Brake Lights Quilt
Brake Lights Quilt
Hi! My name is Sarah, from Smiles Too Loudly, and I'm super excited to share a new quilt with you today! A few months ago, I was driving home from a wonderful quilty day with friends and got stuck in traffic. Fortunately, staring at brake lights for an hour or so, led me to this quilt design! It looks really complicated, but I promise it's actually really easy -- there's just a few key steps you need to pay attention to.
This quilt finishes at 60" x 77".
1 Charm Pack of Bright Sun
1 yard foreground, Golden Rod
3.5 yards background, Horizon Blue
4 yards backing, Horizon Blue
5/8 yard binding, Horizon Blue
Start by choosing your charm squares. You will only need 28 of them (save the rest for the back!). It helps to choose the charms with the most contrast with the solids.
Cut your chosen charm squares in half. Pay attention to directionality (if that’s important to you), all the pieces will be used ‘vertically’.
You need 55 half charms.
Cut the foreground fabric into 5” x 4” pieces. To maximize yardage, begin by cutting 5” strips from your 1 yard piece, selvage to selvage. Then subcut into 4” pieces.
You need 66 pieces 5” x 4”
Cut the background fabric. Here is a list of pieces you will need. I know it seems like a lot of pieces, and hard to keep track of, but I made an cutting illustration to help keep track of it all.
1.5” x 5” 1.5” x 11” 1.5” x 16” 1.5” x 22” 1.5” x 28”
1.5” x 34” 1.5” x 40” 1.5” x 46” 1.5” x 52” 1.5” x 58”
25” x 60” 9.5” x 60” 11.5” x 51” 11.5” x 40” 11.5” x 29”
11.5” x 18” 5” x 9”
(The light blue sections are extra/scrap. You can click on the images if you need to see them bigger)
To help keep track of the overall quilt top, there’s an illustration below that shows each step. The gray bricks are the half charm squares, the yellow is the foreground pieces, with the blue being the background.
Begin by sewing a foreground piece (yellow) to the left of each of the 55 half charm pieces. There will be 11 extra. These are for the ends of each row.
Layout these subunits as you would like. I like to try and keep all the prints and colors evenly distributed, as much as possible. A design wall (or floor) is helpful here, but you can manage it with just a table. You could also try the completely random approach!
Begin sewing the foreground and charm subunits into rows. Each row, as you go down the quilt, has one more subunit, and each row ends with an additional foreground piece. There are 11 rows total.

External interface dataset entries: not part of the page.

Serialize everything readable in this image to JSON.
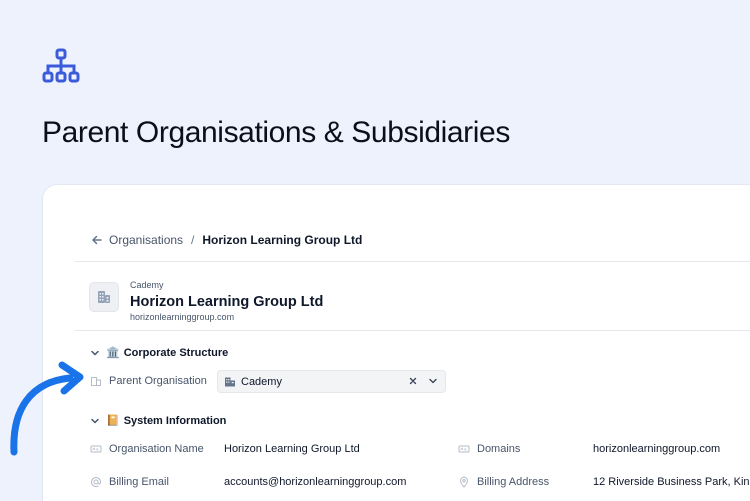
{
  "title": "Parent Organisations & Subsidiaries",
  "icons": {
    "feature": "hierarchy-icon",
    "back": "arrow-left-icon",
    "org": "building-icon",
    "pointer": "curved-arrow-icon"
  },
  "colors": {
    "accent": "#3b5bdb",
    "pointer": "#1a73e8",
    "background": "#eef2fc"
  },
  "breadcrumb": {
    "parent": "Organisations",
    "separator": "/",
    "current": "Horizon Learning Group Ltd"
  },
  "org": {
    "parent_label": "Cademy",
    "name": "Horizon Learning Group Ltd",
    "domain": "horizonlearninggroup.com"
  },
  "sections": {
    "corporate": {
      "title": "Corporate Structure",
      "emoji": "🏛️",
      "parent_org_label": "Parent Organisation",
      "parent_org_value": "Cademy"
    },
    "system": {
      "title": "System Information",
      "emoji": "📔",
      "fields": {
        "org_name_label": "Organisation Name",
        "org_name_value": "Horizon Learning Group Ltd",
        "domains_label": "Domains",
        "domains_value": "horizonlearninggroup.com",
        "billing_email_label": "Billing Email",
        "billing_email_value": "accounts@horizonlearninggroup.com",
        "billing_address_label": "Billing Address",
        "billing_address_value": "12 Riverside Business Park, Kin"
      }
    }
  }
}
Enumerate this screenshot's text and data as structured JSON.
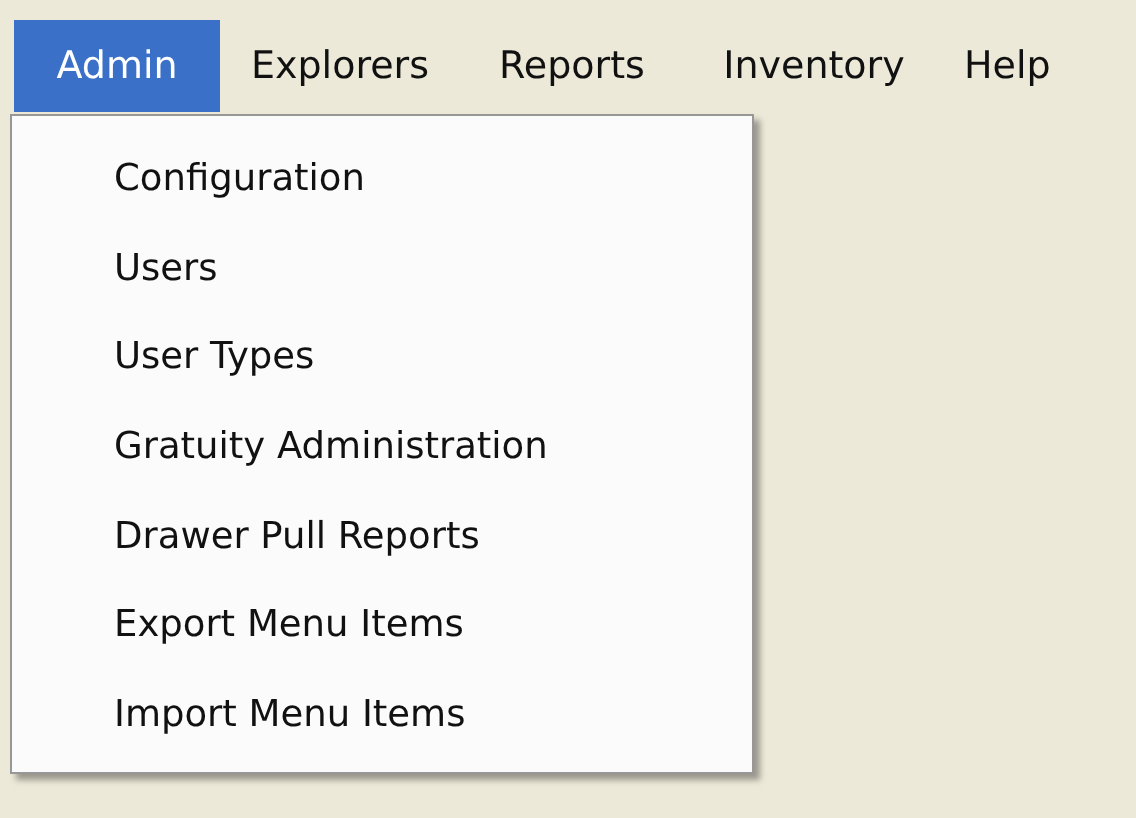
{
  "menu_bar": [
    {
      "label": "Admin",
      "selected": true
    },
    {
      "label": "Explorers",
      "selected": false
    },
    {
      "label": "Reports",
      "selected": false
    },
    {
      "label": "Inventory",
      "selected": false
    },
    {
      "label": "Help",
      "selected": false
    }
  ],
  "dropdown": {
    "items": [
      {
        "label": "Configuration"
      },
      {
        "label": "Users"
      },
      {
        "label": "User Types"
      },
      {
        "label": "Gratuity Administration"
      },
      {
        "label": "Drawer Pull Reports"
      },
      {
        "label": "Export Menu Items"
      },
      {
        "label": "Import Menu Items"
      }
    ]
  }
}
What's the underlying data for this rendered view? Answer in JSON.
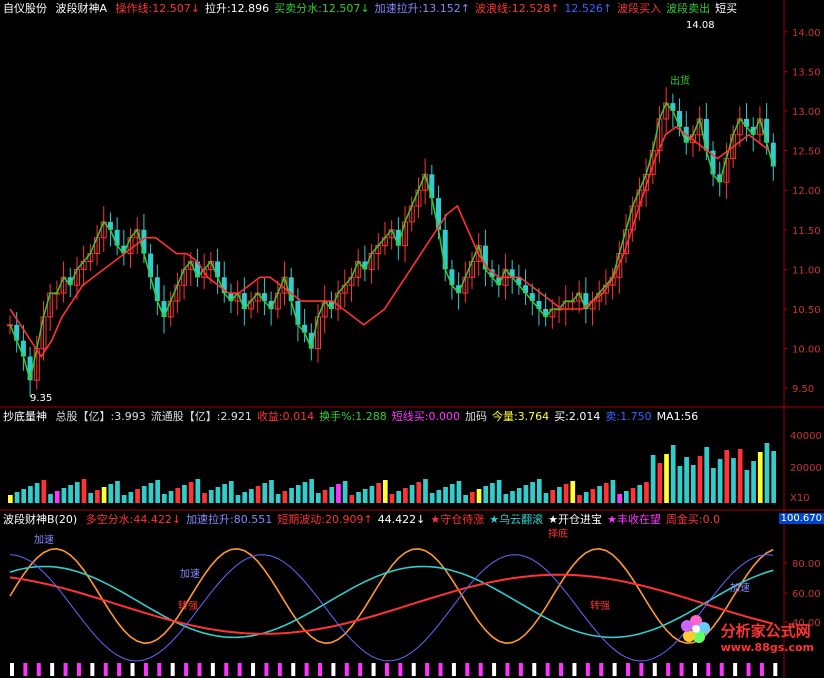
{
  "panel1": {
    "title": "自仪股份",
    "indicator": "波段财神A",
    "items": [
      {
        "label": "操作线",
        "value": "12.507",
        "arrow": "↓",
        "color": "#ff3333"
      },
      {
        "label": "拉升",
        "value": "12.896",
        "arrow": "",
        "color": "#ffffff"
      },
      {
        "label": "买卖分水",
        "value": "12.507",
        "arrow": "↓",
        "color": "#33cc33"
      },
      {
        "label": "加速拉升",
        "value": "13.152",
        "arrow": "↑",
        "color": "#8888ff"
      },
      {
        "label": "波浪线",
        "value": "12.528",
        "arrow": "↑",
        "color": "#ff3333"
      },
      {
        "label": "",
        "value": "12.526",
        "arrow": "↑",
        "color": "#3366ff"
      },
      {
        "label": "波段买入",
        "value": "",
        "arrow": "",
        "color": "#ff3333"
      },
      {
        "label": "波段卖出",
        "value": "",
        "arrow": "",
        "color": "#33cc33"
      },
      {
        "label": "短买",
        "value": "",
        "arrow": "",
        "color": "#ffffff"
      }
    ],
    "yticks": [
      "14.00",
      "13.50",
      "13.00",
      "12.50",
      "12.00",
      "11.50",
      "11.00",
      "10.50",
      "10.00",
      "9.50"
    ],
    "annotations": {
      "high": "14.08",
      "low": "9.35",
      "sell": "出货"
    }
  },
  "panel2": {
    "title": "抄底量神",
    "items": [
      {
        "label": "总股【亿】",
        "value": "3.993",
        "color": "#dddddd"
      },
      {
        "label": "流通股【亿】",
        "value": "2.921",
        "color": "#dddddd"
      },
      {
        "label": "收益",
        "value": "0.014",
        "color": "#ff3333"
      },
      {
        "label": "换手%",
        "value": "1.288",
        "color": "#33cc33"
      },
      {
        "label": "短线买",
        "value": "0.000",
        "color": "#ff33ff"
      },
      {
        "label": "加码",
        "value": "",
        "color": "#dddddd"
      },
      {
        "label": "今量",
        "value": "3.764",
        "color": "#ffff33"
      },
      {
        "label": "买",
        "value": "2.014",
        "color": "#ffffff"
      },
      {
        "label": "卖",
        "value": "1.750",
        "color": "#3366ff"
      },
      {
        "label": "MA1",
        "value": "56",
        "color": "#ffffff"
      }
    ],
    "yticks": [
      "40000",
      "20000",
      "X10"
    ]
  },
  "panel3": {
    "title": "波段财神B(20)",
    "items": [
      {
        "label": "多空分水",
        "value": "44.422",
        "arrow": "↓",
        "color": "#ff3333"
      },
      {
        "label": "加速拉升",
        "value": "80.551",
        "arrow": "",
        "color": "#8888ff"
      },
      {
        "label": "短期波动",
        "value": "20.909",
        "arrow": "↑",
        "color": "#ff3333"
      },
      {
        "label": "",
        "value": "44.422",
        "arrow": "↓",
        "color": "#ffffff"
      },
      {
        "label": "★守仓待涨",
        "value": "",
        "arrow": "",
        "color": "#ff3333"
      },
      {
        "label": "★乌云翻滚",
        "value": "",
        "arrow": "",
        "color": "#33cccc"
      },
      {
        "label": "★开仓进宝",
        "value": "",
        "arrow": "",
        "color": "#ffffff"
      },
      {
        "label": "★丰收在望",
        "value": "",
        "arrow": "",
        "color": "#ff33ff"
      },
      {
        "label": "周金买",
        "value": "0.0",
        "arrow": "",
        "color": "#ff3333"
      }
    ],
    "yticks": [
      "80.00",
      "60.00",
      "40.00"
    ],
    "current": "100.670",
    "tags": {
      "accel": "加速",
      "strong": "转强",
      "bottom": "择底"
    }
  },
  "watermark": {
    "name": "分析家公式网",
    "url": "www.88gs.com"
  },
  "chart_data": {
    "type": "line",
    "title": "自仪股份",
    "ylim": [
      9.3,
      14.2
    ],
    "x": [
      1,
      2,
      3,
      4,
      5,
      6,
      7,
      8,
      9,
      10,
      11,
      12,
      13,
      14,
      15,
      16,
      17,
      18,
      19,
      20,
      21,
      22,
      23,
      24,
      25,
      26,
      27,
      28,
      29,
      30,
      31,
      32,
      33,
      34,
      35,
      36,
      37,
      38,
      39,
      40,
      41,
      42,
      43,
      44,
      45,
      46,
      47,
      48,
      49,
      50,
      51,
      52,
      53,
      54,
      55,
      56,
      57,
      58,
      59,
      60,
      61,
      62,
      63,
      64,
      65,
      66,
      67,
      68,
      69,
      70,
      71,
      72,
      73,
      74,
      75,
      76,
      77,
      78,
      79,
      80,
      81,
      82,
      83,
      84,
      85,
      86,
      87,
      88,
      89,
      90,
      91,
      92,
      93,
      94,
      95,
      96,
      97,
      98,
      99,
      100,
      101,
      102,
      103,
      104,
      105,
      106,
      107,
      108,
      109,
      110,
      111,
      112,
      113,
      114,
      115,
      116,
      117,
      118,
      119,
      120,
      121,
      122,
      123,
      124,
      125,
      126,
      127,
      128,
      129,
      130,
      131,
      132,
      133,
      134,
      135,
      136,
      137,
      138,
      139,
      140
    ],
    "series": [
      {
        "name": "收盘",
        "values": [
          10.3,
          10.1,
          9.9,
          9.6,
          10.0,
          10.4,
          10.7,
          10.7,
          10.9,
          10.8,
          11.0,
          11.1,
          11.2,
          11.4,
          11.6,
          11.5,
          11.3,
          11.2,
          11.4,
          11.5,
          11.2,
          10.9,
          10.6,
          10.4,
          10.6,
          10.8,
          11.0,
          11.1,
          10.9,
          11.0,
          11.1,
          10.9,
          10.7,
          10.6,
          10.7,
          10.5,
          10.6,
          10.7,
          10.6,
          10.5,
          10.7,
          10.9,
          10.6,
          10.3,
          10.2,
          10.0,
          10.4,
          10.6,
          10.5,
          10.7,
          10.8,
          10.9,
          11.1,
          11.0,
          11.2,
          11.3,
          11.4,
          11.5,
          11.3,
          11.6,
          11.8,
          12.0,
          12.2,
          11.9,
          11.5,
          11.0,
          10.8,
          10.7,
          10.9,
          11.1,
          11.3,
          11.0,
          10.9,
          10.8,
          11.0,
          10.9,
          10.8,
          10.7,
          10.6,
          10.5,
          10.4,
          10.5,
          10.5,
          10.6,
          10.6,
          10.7,
          10.5,
          10.6,
          10.7,
          10.8,
          10.9,
          11.2,
          11.5,
          11.8,
          12.0,
          12.2,
          12.5,
          12.9,
          13.1,
          13.0,
          12.8,
          12.6,
          12.7,
          12.9,
          12.5,
          12.2,
          12.1,
          12.4,
          12.7,
          12.9,
          12.8,
          12.7,
          12.9,
          12.6,
          12.3
        ],
        "color": "#33cc33"
      },
      {
        "name": "操作线",
        "values": [
          10.5,
          10.3,
          10.1,
          9.9,
          10.1,
          10.4,
          10.6,
          10.8,
          10.9,
          11.0,
          11.1,
          11.2,
          11.3,
          11.4,
          11.4,
          11.3,
          11.2,
          11.2,
          11.1,
          10.9,
          10.8,
          10.7,
          10.7,
          10.8,
          10.9,
          10.9,
          10.8,
          10.7,
          10.6,
          10.6,
          10.6,
          10.6,
          10.5,
          10.4,
          10.3,
          10.4,
          10.5,
          10.7,
          10.9,
          11.1,
          11.3,
          11.5,
          11.7,
          11.8,
          11.5,
          11.2,
          11.0,
          10.9,
          10.9,
          10.9,
          10.8,
          10.7,
          10.6,
          10.5,
          10.5,
          10.5,
          10.6,
          10.7,
          10.9,
          11.2,
          11.6,
          12.0,
          12.4,
          12.7,
          12.8,
          12.7,
          12.6,
          12.5,
          12.4,
          12.5,
          12.6,
          12.7,
          12.6,
          12.5
        ],
        "color": "#ff3333"
      }
    ]
  }
}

The rows are grouped into pairs of two, for the attachment of the background, with each row separated by a thin background strip.
When you are sewing the rows into pairs, make sure to align the half charm pieces across the rows.
After the rows and thin background strips are sewed into their pairs. You want to trim the staggered edge to a 45 degree angle. Cutting this angle is very crucial and you want to line it up at three points: one the seam of the top charm half, ¼” from the seam of the bottom charm half, and the 45 degree line with a seam of the piece (or the mat if your piece is square with the mat).
The first row subunit will look a little different:
To help with alignment, you will want to cut the ¼” triangle tips of the edges. This will make it super, super easy to line up the two angled pieces, and there won't be any need for trimming after they are sewn together.
Cut a matching 45 degree angle in all the wider background pieces, except the 25" wide one.
Carefully attach the background pieces to the pieced subunit rows. These are all biased edges so you want to use as many pins as you can stand.
Pin and sew each row sub-unit together in order. Make sure to offset the diagonal seams ¼” so they match.
The background edges may not line up on the right. This is okay, you can trim the quilt top so it’s all even. Just take care with pinning and sewing each row so you don’t stretch the rows too much. Using a walking foot is very helpful at this point, if possible.
TIP: If you always sew the rows with the pieced sections on top (closest to the foot/needle) you’ll automatically being sewing the rows in opposite directions, keeping the quilt top square.
Your quilt top is now done!
To make the back, I just took 2 two yard pieces and joined them with the leftover charm squares between.
Baste and quilt as desired. I chose to do straight lines in the foreground section, then figure eights in the background, but really the sky is the limit when it comes to quilting this quilt.
Finished quilt size is 60" x 77"
I hope you find this quilt as fun and rewarding as I did! If you have any trouble, or questions, please don't hesitate to reach out. I'd be happy to help in any way I can.